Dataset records
BEGIN

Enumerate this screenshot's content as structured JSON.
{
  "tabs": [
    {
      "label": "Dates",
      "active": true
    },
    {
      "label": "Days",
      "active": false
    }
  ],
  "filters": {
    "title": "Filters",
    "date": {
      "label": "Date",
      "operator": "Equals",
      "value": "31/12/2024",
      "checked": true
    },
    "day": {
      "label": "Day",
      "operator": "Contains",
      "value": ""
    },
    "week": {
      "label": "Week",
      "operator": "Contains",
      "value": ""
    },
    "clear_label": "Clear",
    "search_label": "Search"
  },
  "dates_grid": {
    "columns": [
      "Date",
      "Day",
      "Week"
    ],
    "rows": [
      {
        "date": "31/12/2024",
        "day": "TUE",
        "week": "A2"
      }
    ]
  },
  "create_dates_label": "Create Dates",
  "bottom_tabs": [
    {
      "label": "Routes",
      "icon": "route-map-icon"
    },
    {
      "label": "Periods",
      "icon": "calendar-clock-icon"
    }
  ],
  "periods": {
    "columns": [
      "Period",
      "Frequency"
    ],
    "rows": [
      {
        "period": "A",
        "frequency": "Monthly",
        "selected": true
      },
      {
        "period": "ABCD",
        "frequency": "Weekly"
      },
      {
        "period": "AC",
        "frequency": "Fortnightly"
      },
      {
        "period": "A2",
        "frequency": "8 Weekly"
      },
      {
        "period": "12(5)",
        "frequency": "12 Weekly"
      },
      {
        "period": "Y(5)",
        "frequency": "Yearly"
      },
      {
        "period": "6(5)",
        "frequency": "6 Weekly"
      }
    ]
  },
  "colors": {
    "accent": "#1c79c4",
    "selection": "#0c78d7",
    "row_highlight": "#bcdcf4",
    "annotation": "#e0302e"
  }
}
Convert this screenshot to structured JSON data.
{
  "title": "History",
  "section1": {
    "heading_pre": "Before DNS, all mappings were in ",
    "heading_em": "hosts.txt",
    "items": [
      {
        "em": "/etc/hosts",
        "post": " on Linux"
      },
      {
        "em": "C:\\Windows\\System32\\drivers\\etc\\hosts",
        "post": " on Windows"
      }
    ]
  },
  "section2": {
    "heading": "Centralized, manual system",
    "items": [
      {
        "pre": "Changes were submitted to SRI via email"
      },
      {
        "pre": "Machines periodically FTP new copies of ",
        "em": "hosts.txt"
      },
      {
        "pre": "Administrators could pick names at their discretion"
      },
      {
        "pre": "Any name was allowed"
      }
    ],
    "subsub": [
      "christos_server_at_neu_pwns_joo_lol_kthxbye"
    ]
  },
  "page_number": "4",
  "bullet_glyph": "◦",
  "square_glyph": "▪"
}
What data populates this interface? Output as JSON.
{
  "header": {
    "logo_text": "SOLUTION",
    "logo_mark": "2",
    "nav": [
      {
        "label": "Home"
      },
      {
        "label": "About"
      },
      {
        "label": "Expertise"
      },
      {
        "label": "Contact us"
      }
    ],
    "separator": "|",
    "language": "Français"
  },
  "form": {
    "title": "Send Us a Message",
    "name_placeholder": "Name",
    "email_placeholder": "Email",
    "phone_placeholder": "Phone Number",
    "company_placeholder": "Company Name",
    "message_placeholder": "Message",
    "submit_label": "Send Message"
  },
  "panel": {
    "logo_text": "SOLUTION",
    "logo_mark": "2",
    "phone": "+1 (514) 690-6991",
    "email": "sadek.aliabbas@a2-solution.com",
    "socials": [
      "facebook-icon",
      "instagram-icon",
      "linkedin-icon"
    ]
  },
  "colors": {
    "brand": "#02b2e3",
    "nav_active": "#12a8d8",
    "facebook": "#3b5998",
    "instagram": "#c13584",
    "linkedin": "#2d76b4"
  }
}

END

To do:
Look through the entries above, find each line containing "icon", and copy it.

The answer:
      "icon": "route-map-icon"
      "icon": "calendar-clock-icon"
      "facebook-icon",
      "instagram-icon",
      "linkedin-icon"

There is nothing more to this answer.